Sleigh Bells - Treats
Record Label: Mom and Pop/N.E.E.T.
Release Date: May 11, 2010
My first reaction to Sleigh Bells was one of intrigue. Just by the way they were described to me and the discovery of early demos brought about thoughts of "Cool, a new heavy electro-band," and even the negative connotation of "Great. Another laptop/beatbox wonder to hype and add to the list of pseudo-hipster bullshit." Then a bombshell was dropped on me: Derek Miller was one half the electro-pop duo. The guy who was once part of one of my (and still) favorite bands of all time was behind this.
It should not be old news that many punk kids turn DJ's across this fine artistic land. Along with Austin's own L.A.X. (Andrew Collins of At All Cost) and of course Jaguar Love, there are quite a few bands comprised of musicians from former hardcore bands that are little bit more groove oriented presently. Even Alice Glass was pulled into Crystal Castles from Ethan Kath's stumble upon her noise-punk band in Toronto.
Hardcore is definitely the game here. In all honesty, where Crystal Castles failed to grab my attention all the way through their debut album, Treats is sonically driving and gripping most of the way through like a HEALTH live show. There are numerous times when I feel everything is peaking past where it should be on the mix. From the opening "Tell Em" through "Infinity Guitars," the frequency and noise of the rhythmic arrangements sort of make you forget about all the other bands clinging to their laptops and effect pedals. The mix is certainly where Treats soars. It seems pretty basic upon first listen, but the instrumental change-up's and compositions are what keeps the blood's adrenaline on high and full attention.
Things slow down a bit with "Run the Heart," while "Rill Rill" sounds much like a smooth Odelay b-side.
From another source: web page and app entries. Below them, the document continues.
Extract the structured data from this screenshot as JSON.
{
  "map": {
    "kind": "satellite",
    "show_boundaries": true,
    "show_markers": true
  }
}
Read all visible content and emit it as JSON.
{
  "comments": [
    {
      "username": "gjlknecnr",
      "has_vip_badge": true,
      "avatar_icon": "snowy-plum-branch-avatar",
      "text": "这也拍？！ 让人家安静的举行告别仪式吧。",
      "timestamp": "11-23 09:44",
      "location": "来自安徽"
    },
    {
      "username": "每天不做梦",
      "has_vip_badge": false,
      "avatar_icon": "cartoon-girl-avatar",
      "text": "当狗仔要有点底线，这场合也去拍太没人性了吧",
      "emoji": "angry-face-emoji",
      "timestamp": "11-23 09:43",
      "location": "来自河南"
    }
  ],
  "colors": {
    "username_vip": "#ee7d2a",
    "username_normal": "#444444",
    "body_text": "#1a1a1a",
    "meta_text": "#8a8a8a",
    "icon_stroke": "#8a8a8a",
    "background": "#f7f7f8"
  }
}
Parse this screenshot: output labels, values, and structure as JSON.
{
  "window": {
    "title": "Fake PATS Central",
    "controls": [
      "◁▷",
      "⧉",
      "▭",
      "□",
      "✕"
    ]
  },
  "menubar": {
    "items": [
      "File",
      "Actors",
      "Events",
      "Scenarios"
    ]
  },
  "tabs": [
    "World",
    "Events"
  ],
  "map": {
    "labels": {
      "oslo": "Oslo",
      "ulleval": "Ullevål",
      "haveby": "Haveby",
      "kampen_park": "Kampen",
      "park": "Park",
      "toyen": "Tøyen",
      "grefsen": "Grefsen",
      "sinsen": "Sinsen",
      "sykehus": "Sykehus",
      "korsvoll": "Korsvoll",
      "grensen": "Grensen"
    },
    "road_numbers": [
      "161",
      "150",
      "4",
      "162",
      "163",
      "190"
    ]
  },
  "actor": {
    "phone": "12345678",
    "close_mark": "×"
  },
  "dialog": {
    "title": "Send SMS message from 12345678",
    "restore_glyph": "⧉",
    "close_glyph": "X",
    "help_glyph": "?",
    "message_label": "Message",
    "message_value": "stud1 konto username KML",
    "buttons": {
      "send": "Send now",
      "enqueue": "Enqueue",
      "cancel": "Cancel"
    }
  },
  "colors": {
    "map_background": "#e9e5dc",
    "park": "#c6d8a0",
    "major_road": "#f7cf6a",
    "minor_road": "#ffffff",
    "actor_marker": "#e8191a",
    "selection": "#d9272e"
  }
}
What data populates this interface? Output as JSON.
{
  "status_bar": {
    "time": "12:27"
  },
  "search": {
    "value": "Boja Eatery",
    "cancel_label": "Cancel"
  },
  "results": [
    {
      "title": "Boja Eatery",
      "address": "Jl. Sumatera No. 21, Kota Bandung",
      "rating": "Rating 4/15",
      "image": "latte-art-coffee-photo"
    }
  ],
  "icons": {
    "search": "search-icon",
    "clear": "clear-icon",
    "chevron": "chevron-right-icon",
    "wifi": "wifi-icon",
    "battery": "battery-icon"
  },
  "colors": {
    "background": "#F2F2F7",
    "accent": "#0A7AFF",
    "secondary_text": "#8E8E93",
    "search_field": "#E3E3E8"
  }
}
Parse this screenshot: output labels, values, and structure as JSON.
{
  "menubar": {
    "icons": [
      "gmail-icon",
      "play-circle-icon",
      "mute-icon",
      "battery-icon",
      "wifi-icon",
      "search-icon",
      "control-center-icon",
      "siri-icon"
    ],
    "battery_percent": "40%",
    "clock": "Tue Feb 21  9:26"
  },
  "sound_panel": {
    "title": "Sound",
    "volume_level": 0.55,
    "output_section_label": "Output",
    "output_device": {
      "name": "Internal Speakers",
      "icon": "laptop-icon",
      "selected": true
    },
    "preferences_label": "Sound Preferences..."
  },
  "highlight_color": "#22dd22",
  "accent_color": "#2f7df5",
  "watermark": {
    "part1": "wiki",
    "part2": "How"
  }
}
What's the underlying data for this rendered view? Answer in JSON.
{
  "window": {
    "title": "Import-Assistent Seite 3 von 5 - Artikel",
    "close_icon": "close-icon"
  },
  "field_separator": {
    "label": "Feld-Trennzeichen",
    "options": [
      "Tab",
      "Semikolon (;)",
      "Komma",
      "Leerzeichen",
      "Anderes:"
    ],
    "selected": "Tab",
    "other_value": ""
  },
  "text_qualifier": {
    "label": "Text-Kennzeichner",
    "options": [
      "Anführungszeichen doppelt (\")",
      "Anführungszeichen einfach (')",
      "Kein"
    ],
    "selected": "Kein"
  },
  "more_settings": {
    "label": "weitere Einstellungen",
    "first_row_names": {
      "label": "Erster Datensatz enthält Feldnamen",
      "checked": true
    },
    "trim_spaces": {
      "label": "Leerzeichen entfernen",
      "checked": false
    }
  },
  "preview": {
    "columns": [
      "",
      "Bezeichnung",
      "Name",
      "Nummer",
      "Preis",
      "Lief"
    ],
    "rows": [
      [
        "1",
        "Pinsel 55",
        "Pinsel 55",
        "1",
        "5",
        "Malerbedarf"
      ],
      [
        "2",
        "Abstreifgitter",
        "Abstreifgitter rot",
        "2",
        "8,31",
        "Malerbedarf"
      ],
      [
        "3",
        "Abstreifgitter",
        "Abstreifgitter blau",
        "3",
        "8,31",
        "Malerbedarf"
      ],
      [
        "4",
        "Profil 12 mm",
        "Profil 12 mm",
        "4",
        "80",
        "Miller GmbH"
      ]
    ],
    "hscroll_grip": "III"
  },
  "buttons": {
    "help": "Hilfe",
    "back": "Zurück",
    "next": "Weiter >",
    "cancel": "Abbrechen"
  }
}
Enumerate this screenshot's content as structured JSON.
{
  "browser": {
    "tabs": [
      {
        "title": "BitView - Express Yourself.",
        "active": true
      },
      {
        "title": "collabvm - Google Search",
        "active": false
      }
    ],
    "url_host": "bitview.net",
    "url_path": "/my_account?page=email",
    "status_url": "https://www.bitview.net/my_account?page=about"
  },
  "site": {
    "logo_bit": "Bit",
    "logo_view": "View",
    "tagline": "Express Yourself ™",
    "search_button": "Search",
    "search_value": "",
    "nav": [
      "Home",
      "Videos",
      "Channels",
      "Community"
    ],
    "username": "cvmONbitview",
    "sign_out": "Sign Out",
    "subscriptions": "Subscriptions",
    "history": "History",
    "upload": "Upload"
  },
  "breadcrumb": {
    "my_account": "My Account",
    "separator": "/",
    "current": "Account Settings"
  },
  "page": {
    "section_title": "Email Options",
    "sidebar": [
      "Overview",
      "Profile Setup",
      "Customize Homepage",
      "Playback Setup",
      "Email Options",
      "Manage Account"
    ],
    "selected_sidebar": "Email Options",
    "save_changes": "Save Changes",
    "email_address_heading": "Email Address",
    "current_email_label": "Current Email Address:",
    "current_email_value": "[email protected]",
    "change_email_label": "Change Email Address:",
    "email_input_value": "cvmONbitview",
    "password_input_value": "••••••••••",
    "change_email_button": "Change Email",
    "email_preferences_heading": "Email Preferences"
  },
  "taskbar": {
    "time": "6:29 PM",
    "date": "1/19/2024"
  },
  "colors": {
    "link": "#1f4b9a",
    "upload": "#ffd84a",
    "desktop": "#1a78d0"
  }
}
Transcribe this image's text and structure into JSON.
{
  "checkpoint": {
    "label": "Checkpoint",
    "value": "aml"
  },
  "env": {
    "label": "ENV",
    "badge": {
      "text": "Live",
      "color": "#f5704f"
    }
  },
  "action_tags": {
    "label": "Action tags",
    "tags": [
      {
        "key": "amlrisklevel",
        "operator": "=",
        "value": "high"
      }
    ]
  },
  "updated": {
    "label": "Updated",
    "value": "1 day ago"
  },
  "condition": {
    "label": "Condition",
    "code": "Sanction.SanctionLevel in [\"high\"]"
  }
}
A turn off to the album may be vocalist Alexis Krauss' repetitive lines though. She shines as a writer on "Rill Rill," but is mostly verbally equipped with chorus lines throughout the album. That isn't much of a downside considering the lines rhythmically flow in their respectful places, but it definitely leaves the album bordering great lyrical releases the likes of IRM or Teen Dream to Merriweather Post Pavillion lyricism. Match that to the short length of Treats and quick quirks of "Straight As" and "Kids," and its run time will either harbor bitterness or positive playbacks throughout the summer. In a way, the negatives can be seen in a bright light here because the album is just that addicting and forceful.
Forceful is just what is capturing about Treats. It is what makes it so hardcore to the bone. Miller puts together gritty guitar licks and hammering beats worthy of an opening slot with Ghengis Tron in my eyes and matches it to the beautiful, yet aggressive sound of Krauss' mouth. Forget Ke$ha or the new LCD Soundsystem at this point, Treats is poised to be this year's br00tal jam for many with its pop charm lacing hardcore sensibility. Be aggressive. B. E. Aggressive.